Foilkookio goes on to say:
.foilholio wrote:It is a common misconception spread by many and a particular PMU, that foils sink and don't relaunch
Many ram lovers have experienced problems with relaunch. Commonly, ram airs will not relaunch properly because of twisting, bridle tangles, or waterlogging. These aren't such big problems with inflatables. Check out these links about ram airs sinking or becoming un-relaunchable:
Hawaiis wrote:One swimming session will ruin your perception of the kite ... the Flysurfer ended up in the water … It was an hour long and 5 hours to sort out the spaghetti.
Indeed, the Chrono is massively over-rated and just another example of the overhyped bs that ram lovers have been repeatedly regurgitating since 1999. The Chrono is NOTORIOUS for balling up, collapsing, wineglassing, instability (esp in gusty conditions), and near impossible water relaunch. It is grossly inferior compared to similar inflatables.joriws wrote:Well I've always said Chrono is a bad copy of other foil kites. Many probably has tried it and did a conclusion that foils kites ball up in the sky and are hard/unsafe to launch, requires high line maintenance and cannot water launch.

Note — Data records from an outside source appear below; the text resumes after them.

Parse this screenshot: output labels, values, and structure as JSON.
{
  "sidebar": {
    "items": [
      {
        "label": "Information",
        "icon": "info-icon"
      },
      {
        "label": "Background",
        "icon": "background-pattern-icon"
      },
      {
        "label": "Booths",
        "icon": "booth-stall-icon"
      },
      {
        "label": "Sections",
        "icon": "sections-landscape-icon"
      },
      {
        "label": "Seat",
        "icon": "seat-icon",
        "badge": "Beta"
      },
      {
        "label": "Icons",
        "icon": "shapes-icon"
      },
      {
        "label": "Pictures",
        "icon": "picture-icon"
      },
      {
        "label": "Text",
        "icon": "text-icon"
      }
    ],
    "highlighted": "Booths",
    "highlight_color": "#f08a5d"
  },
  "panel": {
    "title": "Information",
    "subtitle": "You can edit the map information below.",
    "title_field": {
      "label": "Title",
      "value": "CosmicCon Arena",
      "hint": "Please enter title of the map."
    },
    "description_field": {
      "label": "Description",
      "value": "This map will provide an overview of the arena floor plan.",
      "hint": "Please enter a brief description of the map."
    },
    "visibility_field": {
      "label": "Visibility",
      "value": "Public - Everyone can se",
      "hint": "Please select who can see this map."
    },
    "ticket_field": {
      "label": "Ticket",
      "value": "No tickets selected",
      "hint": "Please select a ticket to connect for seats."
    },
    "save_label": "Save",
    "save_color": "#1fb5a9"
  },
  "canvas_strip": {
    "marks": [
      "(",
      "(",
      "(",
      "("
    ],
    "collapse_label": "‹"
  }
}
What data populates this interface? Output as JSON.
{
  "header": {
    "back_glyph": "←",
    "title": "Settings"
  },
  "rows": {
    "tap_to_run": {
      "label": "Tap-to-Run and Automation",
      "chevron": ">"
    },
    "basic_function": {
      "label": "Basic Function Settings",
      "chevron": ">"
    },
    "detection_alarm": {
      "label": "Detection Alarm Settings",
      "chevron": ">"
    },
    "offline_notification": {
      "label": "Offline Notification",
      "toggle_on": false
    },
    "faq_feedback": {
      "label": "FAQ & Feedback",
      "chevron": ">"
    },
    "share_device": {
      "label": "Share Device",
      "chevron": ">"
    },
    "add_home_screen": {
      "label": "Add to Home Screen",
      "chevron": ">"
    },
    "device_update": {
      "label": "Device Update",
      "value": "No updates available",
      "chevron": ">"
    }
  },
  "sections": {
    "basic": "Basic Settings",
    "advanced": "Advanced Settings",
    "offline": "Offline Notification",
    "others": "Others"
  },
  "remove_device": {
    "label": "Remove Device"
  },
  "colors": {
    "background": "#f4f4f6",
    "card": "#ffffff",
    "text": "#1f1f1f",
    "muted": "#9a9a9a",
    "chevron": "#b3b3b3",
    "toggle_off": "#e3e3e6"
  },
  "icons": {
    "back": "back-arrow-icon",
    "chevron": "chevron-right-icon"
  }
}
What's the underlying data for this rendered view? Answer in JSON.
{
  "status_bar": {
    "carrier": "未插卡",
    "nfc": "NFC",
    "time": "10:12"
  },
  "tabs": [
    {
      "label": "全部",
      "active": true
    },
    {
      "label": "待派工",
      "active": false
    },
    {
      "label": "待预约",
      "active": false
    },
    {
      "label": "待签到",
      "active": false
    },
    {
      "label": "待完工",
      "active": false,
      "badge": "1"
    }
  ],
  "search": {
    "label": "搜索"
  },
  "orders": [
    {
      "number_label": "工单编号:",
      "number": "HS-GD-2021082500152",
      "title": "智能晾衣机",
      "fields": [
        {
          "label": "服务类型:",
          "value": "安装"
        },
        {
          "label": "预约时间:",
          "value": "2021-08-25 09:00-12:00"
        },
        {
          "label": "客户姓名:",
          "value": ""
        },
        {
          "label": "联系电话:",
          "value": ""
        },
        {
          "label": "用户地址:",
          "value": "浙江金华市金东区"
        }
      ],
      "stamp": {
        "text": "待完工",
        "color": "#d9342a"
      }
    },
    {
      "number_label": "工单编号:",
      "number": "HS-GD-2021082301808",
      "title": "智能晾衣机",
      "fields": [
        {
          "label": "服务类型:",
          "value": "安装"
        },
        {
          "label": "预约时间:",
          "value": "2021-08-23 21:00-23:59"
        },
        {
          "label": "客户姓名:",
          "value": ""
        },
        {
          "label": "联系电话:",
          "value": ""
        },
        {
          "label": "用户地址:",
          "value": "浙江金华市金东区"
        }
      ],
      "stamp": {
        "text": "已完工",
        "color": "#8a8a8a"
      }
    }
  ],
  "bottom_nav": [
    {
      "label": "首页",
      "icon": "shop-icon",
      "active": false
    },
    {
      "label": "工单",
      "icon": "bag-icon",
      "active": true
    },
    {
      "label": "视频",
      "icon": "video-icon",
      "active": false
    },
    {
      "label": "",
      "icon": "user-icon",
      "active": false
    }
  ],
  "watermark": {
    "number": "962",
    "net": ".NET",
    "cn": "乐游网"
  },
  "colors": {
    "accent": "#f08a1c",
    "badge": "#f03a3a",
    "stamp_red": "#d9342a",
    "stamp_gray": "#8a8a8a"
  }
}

The following is an example of "diraklib's" experience with ram airs in wind dropouts:
For the full epiphany, checkout viewtopic.php?f=1&t=2360979&start=40diraklib wrote:"the SA-19 is huge and can whack you silly if you let it get down wind of you in a low wind launch. It is downright scary - be ready with the QR at all times if not up and riding!!! I can't say I agree with claims that you can ride the SA-19 in anything lower than a steady 8 knots. I made a personal choice to not ride the SA-19 any more. It went down twice in lulls and managed to bow-tie on the way down - there was no way to relaunch. I was not as lucky as others that self rescued. My kite was full of water by the time I dragged my very tired and frustrated a$$ to shore. It sounds simple, "wrap the lines around the bar, fold the kite in half, roll it up on your board and paddle in"... noooo... there are lines everywhere under water that wrap around your feet as you are trying to manipulate the kite. You just pray that a gust won't pop the kite up and slice of an appendage. The kite ... is just too scary when it goes down. My attitude now is - if my LEI won't fly, I shouldn't be on the water. Anyone interested in a slightly used SA2-19m??? Cheap???"
The following is the experience of "pmaggie" with ram airs in wind dropouts:
For the full story, checkout: viewtopic.php?f=1&t=2376332pmaggie wrote:I rode foils only a few times, so these are really my two cents. The problem I experieced with foils in very light wind when they suddenly fall. In my home spot, in very light wind days, sometimes the wind really goes to zero for 1 minute or so. When this happen, both foils and inflatables suddenly fall. In this cases, my inflatable, since it's far heavier than a foil, fall directly into the water with no line tangling and I just have to wait for a gust to relaunch (when possible, that means about 7 knots for my Core 17). When a foil falls with no wind, being very light, it's common that its lines roll over it and became completely tangled. At that point, it's not that easy to relaunch.
The other big problem with foils in very light wind is when the wind completely stops. With an inflatable, you just get your kite and swim attached to your little floating boat. With a foil, you have 20 sqm of tissue to carry home with you!
Here is the experience of "FredBGG" with a line failure:
For the full admission viewtopic.php?f=1&t=2362065FredBGG wrote:The other day I had a front line fail.
Wind was slightly off shore...
I really needed a tow to the beach.
I had the kite safely on the 5th line folded in half (flysurfer Foil)
I waved down two kiters.... both expert judging by their riding.
Both refused to help.
One even yelled if you can't relaunch it's your problem.
Anyway after a difficult ordeal in the surf and current I got back to the beach.
I had to rest a bit but my board was still out there.
The problem here isn't with the other kiters, it's with Fred's choice of kite. If Fred had an inflatable, he would have been able to "self-rescue" by grabbing the tips and "sailing" to shore. The other kiters refusing to help is understandable: Fred opted for less safe equipment. It's his problem and he shouldn't impose on others to make up for his equipment deficiencies. Also, towing a ram air to shore is like towing a sleeping bag full of water - difficult and dangerous.
Ignore the lies. Ignore the propaganda. Ram airs are inferior to inflatables. They are difficult to relaunch when waterlogged and at times can be dangerous…. even life-threatening.